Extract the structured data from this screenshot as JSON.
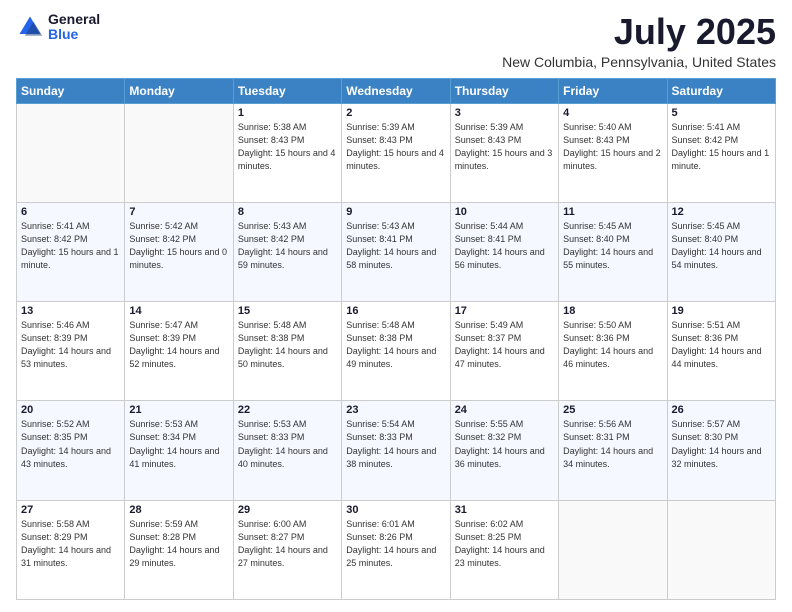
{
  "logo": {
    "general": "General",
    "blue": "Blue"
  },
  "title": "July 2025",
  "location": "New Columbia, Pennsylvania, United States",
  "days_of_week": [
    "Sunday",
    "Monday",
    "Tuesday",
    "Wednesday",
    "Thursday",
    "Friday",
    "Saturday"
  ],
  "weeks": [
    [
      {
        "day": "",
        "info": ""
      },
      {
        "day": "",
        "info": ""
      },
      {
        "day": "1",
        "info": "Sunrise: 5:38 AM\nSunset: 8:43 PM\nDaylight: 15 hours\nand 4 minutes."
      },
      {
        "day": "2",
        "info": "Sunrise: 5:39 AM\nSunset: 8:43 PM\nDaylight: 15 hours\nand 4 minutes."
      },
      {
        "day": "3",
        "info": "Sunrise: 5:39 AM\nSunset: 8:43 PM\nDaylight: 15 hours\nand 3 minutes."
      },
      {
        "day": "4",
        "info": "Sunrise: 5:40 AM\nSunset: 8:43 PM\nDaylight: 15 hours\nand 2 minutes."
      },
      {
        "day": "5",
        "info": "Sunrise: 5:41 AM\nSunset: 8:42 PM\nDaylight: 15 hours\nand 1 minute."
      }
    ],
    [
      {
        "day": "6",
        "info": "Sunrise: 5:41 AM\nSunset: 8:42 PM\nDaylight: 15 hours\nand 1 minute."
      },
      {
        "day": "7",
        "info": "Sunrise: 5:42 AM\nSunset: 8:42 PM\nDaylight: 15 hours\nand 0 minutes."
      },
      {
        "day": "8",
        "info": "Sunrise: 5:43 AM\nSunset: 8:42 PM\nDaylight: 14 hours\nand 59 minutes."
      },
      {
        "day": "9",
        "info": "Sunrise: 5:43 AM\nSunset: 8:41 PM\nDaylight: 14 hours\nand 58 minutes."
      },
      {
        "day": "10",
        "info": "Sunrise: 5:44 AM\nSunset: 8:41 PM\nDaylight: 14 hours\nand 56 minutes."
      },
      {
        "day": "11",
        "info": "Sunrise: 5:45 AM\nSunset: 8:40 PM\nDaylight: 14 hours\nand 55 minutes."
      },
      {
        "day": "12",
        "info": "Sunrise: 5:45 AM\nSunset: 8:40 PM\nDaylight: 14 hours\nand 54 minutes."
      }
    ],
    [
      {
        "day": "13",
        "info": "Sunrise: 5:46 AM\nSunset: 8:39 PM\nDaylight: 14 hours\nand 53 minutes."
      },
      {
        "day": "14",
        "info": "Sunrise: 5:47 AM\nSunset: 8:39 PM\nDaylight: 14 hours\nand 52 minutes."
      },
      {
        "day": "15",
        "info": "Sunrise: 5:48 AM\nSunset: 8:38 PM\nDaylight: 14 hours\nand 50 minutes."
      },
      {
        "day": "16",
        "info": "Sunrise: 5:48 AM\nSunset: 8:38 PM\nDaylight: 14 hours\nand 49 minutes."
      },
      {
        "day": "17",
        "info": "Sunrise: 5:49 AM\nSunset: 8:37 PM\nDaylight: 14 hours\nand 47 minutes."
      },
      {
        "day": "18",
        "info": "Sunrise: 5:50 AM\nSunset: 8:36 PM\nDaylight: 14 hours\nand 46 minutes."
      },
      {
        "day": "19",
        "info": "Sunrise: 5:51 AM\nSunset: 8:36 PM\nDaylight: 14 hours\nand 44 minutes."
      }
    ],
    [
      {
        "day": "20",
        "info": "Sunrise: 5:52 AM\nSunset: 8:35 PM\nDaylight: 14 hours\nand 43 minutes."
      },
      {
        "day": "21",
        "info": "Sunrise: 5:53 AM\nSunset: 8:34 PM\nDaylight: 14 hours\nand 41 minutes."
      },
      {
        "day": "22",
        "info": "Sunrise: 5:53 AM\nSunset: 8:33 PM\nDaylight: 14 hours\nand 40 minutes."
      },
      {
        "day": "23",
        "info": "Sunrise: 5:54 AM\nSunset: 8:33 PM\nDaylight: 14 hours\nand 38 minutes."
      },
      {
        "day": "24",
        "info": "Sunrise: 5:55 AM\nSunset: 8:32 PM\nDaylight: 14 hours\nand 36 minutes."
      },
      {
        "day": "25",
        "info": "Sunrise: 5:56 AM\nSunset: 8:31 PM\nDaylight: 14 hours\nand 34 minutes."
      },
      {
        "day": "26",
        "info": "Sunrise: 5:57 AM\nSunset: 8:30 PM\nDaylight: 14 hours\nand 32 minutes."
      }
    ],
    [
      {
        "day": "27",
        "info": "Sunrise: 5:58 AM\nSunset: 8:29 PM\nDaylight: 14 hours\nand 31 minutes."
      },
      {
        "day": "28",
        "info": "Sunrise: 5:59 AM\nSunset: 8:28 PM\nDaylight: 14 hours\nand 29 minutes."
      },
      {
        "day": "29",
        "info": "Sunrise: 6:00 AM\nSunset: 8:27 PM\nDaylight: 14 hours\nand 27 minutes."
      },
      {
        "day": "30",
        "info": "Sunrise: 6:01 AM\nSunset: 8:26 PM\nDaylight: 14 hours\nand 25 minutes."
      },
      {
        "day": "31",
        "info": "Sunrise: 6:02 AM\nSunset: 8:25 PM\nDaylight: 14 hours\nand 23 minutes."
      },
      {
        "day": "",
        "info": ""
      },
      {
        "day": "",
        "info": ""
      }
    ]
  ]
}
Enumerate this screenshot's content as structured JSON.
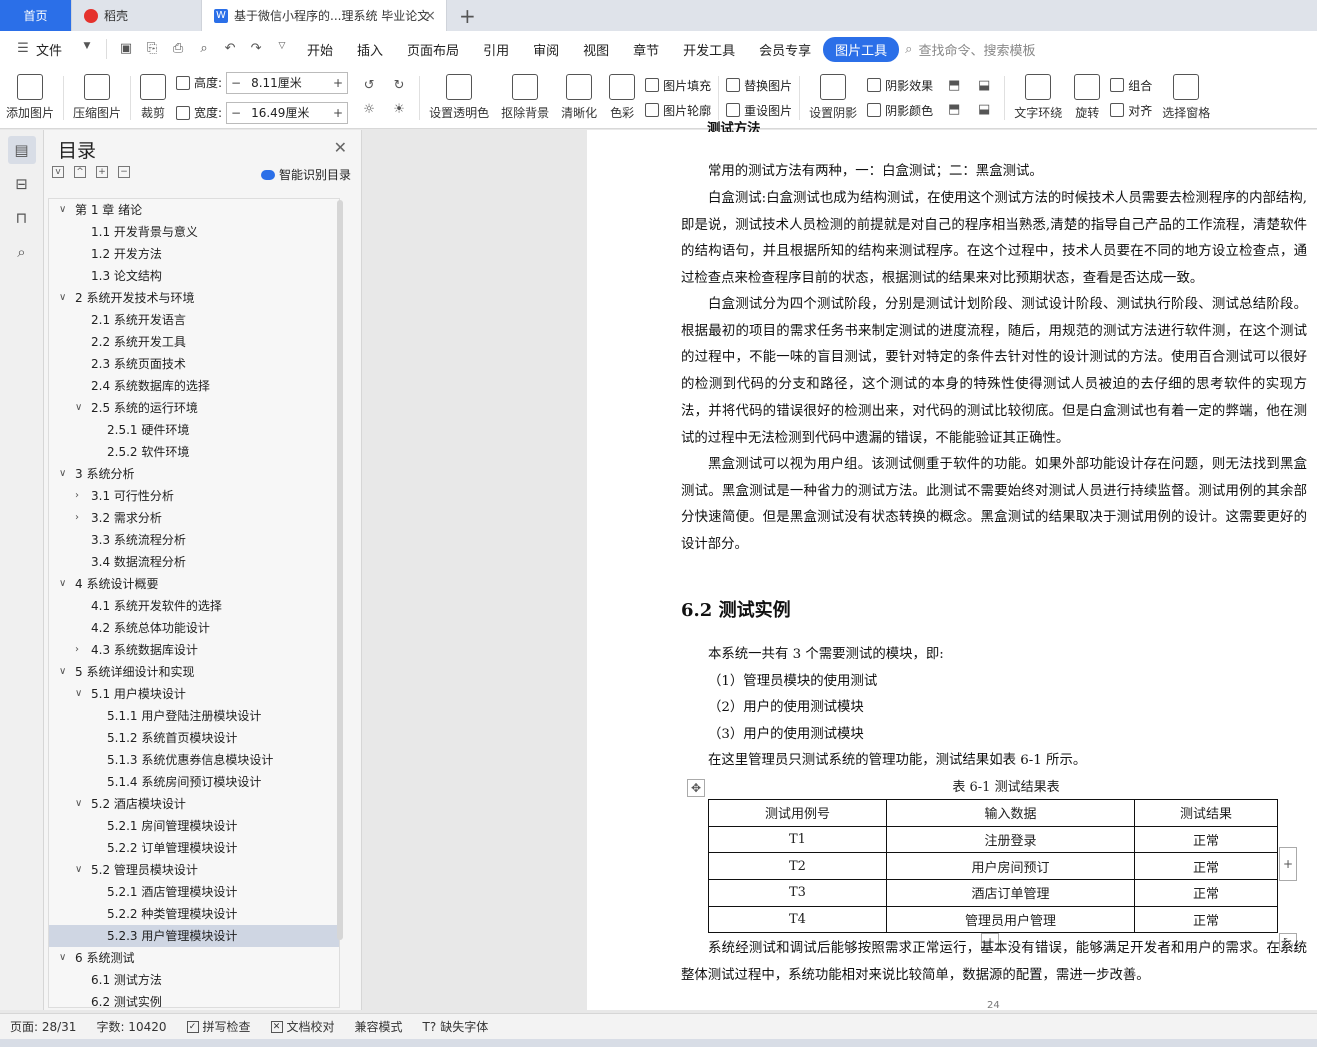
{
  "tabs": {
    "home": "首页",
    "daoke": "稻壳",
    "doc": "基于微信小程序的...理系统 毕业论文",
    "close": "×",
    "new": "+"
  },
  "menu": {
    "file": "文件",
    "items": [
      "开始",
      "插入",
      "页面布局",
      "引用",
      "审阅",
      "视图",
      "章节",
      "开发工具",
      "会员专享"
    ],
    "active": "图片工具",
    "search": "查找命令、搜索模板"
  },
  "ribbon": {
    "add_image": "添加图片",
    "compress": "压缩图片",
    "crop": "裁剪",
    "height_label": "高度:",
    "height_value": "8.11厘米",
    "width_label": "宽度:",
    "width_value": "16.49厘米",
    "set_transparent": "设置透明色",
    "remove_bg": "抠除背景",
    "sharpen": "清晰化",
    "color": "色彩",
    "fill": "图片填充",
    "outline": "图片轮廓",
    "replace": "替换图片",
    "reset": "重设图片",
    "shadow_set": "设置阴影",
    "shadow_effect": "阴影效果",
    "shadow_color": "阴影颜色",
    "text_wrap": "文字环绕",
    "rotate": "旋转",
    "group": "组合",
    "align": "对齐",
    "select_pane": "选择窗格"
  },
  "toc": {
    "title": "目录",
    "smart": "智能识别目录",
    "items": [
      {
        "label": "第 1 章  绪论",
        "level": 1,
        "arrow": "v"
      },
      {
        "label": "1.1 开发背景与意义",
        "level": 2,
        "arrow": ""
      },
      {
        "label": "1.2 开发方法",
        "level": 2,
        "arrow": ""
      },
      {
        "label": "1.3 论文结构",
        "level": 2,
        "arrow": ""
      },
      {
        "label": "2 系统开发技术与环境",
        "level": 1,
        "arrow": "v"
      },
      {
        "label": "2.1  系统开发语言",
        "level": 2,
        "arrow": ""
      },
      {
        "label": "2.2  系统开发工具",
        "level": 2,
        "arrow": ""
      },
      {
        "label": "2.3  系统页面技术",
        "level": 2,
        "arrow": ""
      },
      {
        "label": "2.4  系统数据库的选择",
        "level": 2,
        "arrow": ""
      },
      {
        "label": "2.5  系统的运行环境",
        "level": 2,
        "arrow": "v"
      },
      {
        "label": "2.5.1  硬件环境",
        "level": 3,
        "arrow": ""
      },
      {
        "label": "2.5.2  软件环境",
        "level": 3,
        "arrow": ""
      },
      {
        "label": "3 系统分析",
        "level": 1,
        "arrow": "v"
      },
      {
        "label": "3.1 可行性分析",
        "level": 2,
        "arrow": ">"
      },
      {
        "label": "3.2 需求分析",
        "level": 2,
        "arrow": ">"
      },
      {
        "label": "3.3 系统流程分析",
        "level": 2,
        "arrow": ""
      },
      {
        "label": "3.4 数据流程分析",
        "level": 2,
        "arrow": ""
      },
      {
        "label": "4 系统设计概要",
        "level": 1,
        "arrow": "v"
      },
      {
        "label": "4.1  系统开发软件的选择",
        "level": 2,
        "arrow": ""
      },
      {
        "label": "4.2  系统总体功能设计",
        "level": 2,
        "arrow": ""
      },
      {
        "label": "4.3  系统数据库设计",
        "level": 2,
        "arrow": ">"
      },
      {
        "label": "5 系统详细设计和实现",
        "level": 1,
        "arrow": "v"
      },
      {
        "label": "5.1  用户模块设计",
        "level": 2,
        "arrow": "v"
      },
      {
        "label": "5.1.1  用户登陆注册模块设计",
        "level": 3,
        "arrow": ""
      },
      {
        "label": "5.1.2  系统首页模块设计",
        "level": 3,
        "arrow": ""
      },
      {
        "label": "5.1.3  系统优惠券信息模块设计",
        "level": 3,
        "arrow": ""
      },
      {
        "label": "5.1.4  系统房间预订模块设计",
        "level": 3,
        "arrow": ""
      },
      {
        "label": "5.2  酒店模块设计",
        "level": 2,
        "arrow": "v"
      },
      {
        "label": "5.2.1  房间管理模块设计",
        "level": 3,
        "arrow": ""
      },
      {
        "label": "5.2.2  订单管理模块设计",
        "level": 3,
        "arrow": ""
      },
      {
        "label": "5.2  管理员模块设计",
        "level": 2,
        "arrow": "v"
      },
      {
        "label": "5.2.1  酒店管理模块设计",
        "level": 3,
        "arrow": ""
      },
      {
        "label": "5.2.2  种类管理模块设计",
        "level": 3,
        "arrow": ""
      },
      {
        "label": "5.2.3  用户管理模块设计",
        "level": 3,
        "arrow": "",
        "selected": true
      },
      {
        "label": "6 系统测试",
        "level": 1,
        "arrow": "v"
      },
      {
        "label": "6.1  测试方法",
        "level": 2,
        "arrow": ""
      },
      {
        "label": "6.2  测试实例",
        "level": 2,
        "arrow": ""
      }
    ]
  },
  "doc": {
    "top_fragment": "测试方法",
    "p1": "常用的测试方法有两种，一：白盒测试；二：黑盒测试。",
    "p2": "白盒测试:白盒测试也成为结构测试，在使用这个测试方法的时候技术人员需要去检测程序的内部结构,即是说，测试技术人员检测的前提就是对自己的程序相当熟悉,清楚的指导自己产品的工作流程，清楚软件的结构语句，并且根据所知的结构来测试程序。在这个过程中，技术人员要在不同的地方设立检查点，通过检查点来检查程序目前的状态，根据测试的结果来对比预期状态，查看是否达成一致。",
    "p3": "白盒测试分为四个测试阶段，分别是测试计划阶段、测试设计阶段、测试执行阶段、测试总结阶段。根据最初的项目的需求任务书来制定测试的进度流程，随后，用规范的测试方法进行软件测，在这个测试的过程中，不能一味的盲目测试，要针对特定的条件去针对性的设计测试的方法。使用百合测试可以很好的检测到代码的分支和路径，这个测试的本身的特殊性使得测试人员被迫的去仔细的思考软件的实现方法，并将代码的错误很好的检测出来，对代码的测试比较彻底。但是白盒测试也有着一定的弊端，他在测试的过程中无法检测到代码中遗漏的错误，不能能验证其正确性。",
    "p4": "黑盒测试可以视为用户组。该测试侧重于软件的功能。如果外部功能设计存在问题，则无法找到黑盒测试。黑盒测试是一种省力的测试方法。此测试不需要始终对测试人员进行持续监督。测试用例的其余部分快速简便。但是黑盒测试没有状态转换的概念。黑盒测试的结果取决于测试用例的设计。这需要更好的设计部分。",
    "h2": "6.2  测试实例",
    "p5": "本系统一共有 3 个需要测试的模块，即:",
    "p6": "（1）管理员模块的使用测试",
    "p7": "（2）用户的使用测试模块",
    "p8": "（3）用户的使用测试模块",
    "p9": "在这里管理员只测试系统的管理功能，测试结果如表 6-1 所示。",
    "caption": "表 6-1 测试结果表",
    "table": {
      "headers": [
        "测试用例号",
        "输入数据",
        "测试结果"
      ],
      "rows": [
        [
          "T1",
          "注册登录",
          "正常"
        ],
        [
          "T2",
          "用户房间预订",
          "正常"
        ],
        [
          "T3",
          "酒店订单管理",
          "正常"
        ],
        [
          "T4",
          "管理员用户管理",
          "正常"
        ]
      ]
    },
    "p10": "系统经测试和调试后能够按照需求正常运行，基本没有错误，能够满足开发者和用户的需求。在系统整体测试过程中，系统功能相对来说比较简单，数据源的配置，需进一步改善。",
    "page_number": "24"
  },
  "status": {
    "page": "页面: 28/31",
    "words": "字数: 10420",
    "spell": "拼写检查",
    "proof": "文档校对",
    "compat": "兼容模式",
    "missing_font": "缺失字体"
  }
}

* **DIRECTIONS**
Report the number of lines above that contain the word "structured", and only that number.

* **TASK RESPONSE**
2